The couple had initially planned a June 2020 wedding, but had to reschedule four times because of the pandemic. They married June 25 before 200 guests at Our Lady of Mount Carmel Church in the Bronx, where Ms. Cannistraci’s maternal grandparents and Mr. Mondrone’s parents were married. The Rev. Robert Verrigni, a Roman Catholic priest from Immaculate Conception and Assumption of Our Lady Parish in Tuckahoe, N.Y., officiated.
The black-tie-optional reception took place at the Bronx Zoo, a nod to their upbringing in the borough.
With welcome drinks, guests walked through the Madagascar area of the zoo property to arrive at the outdoor cocktail hour by the sea lion exhibit. There a violinist played and mozzarella was made and served. There was also freshly sliced prosciutto, an Aperol spritz cart and shucked oysters.
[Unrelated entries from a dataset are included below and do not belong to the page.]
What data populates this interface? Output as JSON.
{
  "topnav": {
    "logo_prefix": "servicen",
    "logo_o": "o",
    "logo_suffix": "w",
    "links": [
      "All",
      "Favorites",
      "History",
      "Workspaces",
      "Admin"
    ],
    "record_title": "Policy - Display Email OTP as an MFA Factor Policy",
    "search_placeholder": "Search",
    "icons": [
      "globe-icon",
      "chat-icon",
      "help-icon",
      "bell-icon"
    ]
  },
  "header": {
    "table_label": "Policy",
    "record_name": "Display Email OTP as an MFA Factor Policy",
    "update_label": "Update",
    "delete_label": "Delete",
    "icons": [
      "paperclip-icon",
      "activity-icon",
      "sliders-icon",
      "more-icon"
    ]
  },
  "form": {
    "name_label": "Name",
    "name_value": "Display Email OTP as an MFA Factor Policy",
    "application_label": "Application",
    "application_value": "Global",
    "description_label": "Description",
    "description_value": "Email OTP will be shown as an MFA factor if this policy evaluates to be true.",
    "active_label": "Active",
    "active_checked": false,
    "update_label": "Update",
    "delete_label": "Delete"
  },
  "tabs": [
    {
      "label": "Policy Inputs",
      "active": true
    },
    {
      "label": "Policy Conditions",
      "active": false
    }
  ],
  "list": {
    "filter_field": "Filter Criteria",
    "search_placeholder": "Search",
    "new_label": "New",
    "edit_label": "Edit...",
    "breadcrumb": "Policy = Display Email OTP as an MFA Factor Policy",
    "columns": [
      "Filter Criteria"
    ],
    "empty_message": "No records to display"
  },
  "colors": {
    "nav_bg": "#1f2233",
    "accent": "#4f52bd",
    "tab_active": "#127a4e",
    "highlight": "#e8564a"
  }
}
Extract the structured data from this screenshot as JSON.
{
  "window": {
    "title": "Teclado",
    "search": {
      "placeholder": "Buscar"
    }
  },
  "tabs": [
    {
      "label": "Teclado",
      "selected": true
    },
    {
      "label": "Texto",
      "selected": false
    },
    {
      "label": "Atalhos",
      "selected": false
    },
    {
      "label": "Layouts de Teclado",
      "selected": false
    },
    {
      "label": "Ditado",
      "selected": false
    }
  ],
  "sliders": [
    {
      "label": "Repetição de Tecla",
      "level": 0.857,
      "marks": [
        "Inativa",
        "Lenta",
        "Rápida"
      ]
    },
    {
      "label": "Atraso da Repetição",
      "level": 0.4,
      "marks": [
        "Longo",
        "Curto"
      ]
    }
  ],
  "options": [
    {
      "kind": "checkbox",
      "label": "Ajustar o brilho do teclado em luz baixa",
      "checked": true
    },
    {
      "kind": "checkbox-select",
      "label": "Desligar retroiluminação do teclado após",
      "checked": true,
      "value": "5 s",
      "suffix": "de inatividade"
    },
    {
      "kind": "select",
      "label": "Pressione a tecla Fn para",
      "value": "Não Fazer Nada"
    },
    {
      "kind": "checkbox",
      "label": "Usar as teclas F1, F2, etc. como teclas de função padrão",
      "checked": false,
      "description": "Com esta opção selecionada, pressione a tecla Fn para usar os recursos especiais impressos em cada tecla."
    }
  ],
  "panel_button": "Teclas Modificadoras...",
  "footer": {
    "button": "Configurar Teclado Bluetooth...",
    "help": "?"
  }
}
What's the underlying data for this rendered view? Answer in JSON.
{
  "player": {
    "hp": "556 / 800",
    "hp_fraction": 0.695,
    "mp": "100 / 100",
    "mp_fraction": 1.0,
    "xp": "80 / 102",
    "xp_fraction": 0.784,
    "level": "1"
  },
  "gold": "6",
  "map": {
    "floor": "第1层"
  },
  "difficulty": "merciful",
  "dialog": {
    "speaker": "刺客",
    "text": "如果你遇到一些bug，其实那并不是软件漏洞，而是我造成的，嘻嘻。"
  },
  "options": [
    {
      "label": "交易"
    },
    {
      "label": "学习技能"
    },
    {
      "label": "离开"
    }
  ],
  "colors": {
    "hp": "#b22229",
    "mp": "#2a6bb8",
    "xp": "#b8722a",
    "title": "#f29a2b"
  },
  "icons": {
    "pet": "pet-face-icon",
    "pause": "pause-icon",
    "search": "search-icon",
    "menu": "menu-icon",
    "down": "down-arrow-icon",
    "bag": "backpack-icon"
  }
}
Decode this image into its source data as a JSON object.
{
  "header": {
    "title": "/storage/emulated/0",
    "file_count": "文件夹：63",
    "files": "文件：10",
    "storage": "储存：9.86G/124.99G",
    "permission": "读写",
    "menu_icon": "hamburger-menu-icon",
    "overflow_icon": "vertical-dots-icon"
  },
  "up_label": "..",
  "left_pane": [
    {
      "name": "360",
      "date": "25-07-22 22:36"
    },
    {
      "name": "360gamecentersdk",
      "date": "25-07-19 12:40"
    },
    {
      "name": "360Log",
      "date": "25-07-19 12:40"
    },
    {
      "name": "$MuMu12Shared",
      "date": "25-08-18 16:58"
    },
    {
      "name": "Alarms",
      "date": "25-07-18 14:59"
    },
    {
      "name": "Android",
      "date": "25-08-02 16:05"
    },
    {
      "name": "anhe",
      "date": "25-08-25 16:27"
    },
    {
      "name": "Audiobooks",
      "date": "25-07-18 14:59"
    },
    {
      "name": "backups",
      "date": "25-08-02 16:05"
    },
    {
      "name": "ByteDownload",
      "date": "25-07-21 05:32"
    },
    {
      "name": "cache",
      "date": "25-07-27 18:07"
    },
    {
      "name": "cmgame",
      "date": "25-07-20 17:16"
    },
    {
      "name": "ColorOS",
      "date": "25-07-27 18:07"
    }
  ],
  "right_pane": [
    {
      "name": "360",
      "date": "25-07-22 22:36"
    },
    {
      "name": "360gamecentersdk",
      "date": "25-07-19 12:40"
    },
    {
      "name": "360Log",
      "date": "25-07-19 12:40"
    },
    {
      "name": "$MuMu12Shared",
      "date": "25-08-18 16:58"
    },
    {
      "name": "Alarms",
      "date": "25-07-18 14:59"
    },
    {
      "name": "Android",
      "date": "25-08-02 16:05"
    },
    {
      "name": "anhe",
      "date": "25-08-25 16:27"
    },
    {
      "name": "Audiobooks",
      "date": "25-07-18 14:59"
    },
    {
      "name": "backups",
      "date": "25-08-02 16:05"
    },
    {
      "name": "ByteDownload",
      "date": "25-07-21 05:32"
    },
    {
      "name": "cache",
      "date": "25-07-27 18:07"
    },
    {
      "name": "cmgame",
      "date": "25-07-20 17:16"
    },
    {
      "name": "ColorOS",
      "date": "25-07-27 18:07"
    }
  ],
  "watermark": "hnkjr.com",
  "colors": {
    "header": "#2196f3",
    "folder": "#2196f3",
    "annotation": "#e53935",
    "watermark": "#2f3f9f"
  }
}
Inside the Schiff Family Great Hall, where the reception was held, the couple shared their first dance to “The Way You Look Tonight,” originally performed by Fred Astaire and sung by the tribute artist Frankie Sands.
Performers from the musical “Jersey Boys” showcased five songs. Other entertainers included a saxophone player, a percussionist and a D.J.
Guests dined at a carving station, as well as stations set up for ravioli and sushi, while they watched an artist live-painting the party. Other food choices included brick oven pizza, gelato, Nutella desserts and a whiskey bar, along with additional vendors stationed outside the reception hall on the terrace. “I wanted it circus style,” Ms. Cannistraci said of the reception’s festive eclecticism.
Upon exiting the hall, a sign read, “Spread love the Bronx way,” offering an assortment of bagels from Just Bagels, which carries the slogan “Made in ’Da the Bronx,” to guests as they departed. “I tried to use, whenever possible, a Bronx vendor or a Bronx-born vendor,” she said. “I’m very proud to originally be from the Bronx.”